7. Let your end user inspire you!

User centred design is nothing new, but I have a twist. Have your team go out and actually meet your end user group. Now this is more challenging if your user group is very wide, but if you can focus it down to a small group it makes this exercise better. For instance if you are designing a site for women ages 45-55 try to create a coffee or pub night where your team can meet and chat with this group about their media habits. The conversations that come up may very well inspire their design. Another bonus idea around this idea is to post a picture of someone who represents your end user on everyone’s work area. When your team is designing have them view the person, and try to imagine what design they would like.

8. Have a stream of consciousness creative session

Setup a quiet conference room and lock the door. For this exercise it’s important to reduce interruptions, confiscate all cell phones, and electronic “gear”.  Now using a white board have people shout out words and feelings associated with the project. Anything goes, keep going for at least 15 minutes then take a break. You will be surprised at the various different topics that come out. Take a 2 minute break, next have everyone refine their “shouts” have them describe how they see the design. Have them give out as many descriptive words and phrases as possible. This exercise will help get people thinking about the project, and at the least wake folks up!

9. Play group PhotoShop tennis

Have all your creatives start on PhotoShop comps, and randomly assign everyone a number. Have them design for 2 hours then place their numbered PSD’s on the network server have people draw straws for the next number assigned to them. It is now their turn for the next 2 hours to work with this new PSD file. Now shorten the time intervals to switching to a new PSD every hour. At the end of the exercise post all the files as JPEG’s and have a wrap up meeting to discuss and critique the designs.

10. Old School Art Critique

It amazes me how little group interaction creative departments do these days when it comes to design. No designer is an island, and it’s important to have at least one meeting a week with your design team where creatives can present designs and get group feedback on direction. You will be amazed at how these sessions can push designers to be better, and it also builds a team. Be careful to guide the conversation with constructive feedback and have clear “to-dos” for each designer at the end of the meeting.

Conclusion
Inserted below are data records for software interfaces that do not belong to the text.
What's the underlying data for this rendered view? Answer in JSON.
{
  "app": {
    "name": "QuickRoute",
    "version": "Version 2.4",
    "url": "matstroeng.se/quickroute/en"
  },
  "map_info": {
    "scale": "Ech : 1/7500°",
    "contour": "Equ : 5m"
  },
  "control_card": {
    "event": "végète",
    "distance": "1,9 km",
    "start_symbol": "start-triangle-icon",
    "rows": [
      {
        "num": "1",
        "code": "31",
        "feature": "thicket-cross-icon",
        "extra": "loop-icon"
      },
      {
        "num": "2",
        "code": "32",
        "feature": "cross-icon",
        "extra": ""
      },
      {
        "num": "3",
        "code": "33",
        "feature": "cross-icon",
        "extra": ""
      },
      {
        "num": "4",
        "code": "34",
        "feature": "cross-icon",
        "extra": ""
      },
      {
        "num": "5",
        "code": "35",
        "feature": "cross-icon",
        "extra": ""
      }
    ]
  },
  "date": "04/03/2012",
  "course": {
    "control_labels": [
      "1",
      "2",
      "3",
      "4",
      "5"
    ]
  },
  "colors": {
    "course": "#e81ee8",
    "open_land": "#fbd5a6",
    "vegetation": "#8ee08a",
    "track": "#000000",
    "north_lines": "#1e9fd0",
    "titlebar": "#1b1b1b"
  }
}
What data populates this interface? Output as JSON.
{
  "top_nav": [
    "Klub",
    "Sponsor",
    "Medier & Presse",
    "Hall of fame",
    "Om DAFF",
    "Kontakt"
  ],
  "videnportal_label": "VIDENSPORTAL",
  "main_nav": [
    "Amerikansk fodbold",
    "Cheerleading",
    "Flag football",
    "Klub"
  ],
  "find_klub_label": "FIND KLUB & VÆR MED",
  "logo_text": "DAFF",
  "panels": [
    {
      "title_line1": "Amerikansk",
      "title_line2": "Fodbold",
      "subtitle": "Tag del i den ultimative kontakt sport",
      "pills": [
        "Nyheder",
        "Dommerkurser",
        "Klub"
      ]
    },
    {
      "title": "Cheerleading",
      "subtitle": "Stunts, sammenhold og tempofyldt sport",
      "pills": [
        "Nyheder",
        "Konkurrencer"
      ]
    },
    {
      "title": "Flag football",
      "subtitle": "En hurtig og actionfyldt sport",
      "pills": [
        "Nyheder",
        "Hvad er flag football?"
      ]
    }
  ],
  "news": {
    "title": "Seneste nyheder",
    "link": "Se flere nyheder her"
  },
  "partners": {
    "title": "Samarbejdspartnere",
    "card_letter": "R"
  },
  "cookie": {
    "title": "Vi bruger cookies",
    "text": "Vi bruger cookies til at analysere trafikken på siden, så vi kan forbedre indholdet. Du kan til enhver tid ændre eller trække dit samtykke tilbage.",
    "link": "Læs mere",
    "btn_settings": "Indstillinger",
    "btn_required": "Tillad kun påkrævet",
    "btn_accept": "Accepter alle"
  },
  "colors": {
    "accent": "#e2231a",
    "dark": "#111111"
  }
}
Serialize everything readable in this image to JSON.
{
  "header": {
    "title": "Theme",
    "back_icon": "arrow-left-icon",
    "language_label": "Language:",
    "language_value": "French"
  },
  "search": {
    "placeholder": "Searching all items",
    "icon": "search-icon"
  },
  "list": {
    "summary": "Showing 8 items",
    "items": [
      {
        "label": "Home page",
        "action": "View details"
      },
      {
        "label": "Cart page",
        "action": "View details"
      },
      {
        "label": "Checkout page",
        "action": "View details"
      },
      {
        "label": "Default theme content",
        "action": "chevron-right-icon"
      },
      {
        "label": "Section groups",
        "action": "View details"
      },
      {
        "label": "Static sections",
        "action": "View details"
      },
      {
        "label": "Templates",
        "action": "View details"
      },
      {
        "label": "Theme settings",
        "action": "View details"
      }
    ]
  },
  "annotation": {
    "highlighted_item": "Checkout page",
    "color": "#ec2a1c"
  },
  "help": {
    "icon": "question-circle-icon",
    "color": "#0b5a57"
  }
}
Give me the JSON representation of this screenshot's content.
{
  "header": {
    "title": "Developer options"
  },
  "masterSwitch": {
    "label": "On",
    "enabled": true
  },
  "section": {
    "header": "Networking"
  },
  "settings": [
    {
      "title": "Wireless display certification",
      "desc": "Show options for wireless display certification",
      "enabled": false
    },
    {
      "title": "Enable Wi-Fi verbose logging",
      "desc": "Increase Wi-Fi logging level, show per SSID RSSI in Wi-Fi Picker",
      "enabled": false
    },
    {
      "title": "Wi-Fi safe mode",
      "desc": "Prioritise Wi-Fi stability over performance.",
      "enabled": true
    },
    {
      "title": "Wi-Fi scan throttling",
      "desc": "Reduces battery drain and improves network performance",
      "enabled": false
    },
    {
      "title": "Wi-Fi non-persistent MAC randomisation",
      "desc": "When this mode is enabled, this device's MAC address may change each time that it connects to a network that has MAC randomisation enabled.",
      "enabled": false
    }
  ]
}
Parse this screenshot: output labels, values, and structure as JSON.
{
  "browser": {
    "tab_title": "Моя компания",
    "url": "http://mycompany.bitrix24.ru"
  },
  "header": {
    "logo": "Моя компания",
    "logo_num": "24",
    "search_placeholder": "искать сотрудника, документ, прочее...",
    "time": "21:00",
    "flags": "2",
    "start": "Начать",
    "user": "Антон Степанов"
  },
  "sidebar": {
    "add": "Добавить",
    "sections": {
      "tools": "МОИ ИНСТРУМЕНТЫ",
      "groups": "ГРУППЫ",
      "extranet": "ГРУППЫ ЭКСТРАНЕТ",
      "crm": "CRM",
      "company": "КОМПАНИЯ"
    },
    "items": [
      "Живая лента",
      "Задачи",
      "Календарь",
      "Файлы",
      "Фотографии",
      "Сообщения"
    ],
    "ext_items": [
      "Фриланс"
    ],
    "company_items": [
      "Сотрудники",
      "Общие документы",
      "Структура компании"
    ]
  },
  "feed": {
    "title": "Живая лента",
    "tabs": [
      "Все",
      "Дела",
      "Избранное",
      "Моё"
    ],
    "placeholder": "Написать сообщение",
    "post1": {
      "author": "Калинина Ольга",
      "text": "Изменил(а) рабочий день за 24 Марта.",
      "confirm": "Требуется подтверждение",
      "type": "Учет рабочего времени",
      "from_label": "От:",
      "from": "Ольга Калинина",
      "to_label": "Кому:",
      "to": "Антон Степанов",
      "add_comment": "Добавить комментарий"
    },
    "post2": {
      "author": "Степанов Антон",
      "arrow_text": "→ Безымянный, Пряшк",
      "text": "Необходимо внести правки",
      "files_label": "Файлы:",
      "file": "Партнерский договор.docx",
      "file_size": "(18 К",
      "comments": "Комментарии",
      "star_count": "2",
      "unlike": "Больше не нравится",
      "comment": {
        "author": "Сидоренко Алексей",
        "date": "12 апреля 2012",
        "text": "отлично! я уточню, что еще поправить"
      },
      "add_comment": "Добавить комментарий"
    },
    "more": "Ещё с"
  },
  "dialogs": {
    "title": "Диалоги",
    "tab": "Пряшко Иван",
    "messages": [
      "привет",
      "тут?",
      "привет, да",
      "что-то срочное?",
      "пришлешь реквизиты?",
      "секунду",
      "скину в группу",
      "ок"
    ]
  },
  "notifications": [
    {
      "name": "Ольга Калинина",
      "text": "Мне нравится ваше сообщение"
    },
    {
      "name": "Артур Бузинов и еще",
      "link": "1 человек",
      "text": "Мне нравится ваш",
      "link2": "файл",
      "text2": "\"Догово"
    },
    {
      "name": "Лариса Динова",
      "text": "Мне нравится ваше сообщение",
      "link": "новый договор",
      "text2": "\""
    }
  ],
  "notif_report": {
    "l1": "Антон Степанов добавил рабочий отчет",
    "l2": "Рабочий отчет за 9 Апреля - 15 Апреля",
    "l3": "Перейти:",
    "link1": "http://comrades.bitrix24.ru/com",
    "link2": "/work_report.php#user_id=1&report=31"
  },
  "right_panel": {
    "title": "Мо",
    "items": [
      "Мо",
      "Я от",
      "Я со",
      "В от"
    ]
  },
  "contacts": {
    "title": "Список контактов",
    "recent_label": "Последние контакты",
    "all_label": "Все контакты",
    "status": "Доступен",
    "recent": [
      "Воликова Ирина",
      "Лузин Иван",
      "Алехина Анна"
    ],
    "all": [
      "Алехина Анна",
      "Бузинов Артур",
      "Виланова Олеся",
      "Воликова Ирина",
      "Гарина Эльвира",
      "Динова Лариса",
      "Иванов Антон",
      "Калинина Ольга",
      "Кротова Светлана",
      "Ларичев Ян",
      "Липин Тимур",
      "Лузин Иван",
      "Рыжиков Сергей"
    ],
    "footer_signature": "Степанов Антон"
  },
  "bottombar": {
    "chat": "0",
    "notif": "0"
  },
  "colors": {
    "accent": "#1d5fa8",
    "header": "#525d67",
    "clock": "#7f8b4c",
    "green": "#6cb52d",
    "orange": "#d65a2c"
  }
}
Using creative and different techniques with your staff will help build a better work environment. Keeping things fresh and interesting helps build staff moral and will ensure that when crunch time comes your creative staff feel appreciated. The best way to motivate your team is to make them feel valued. And value comes from putting in the time to grow their creative energy!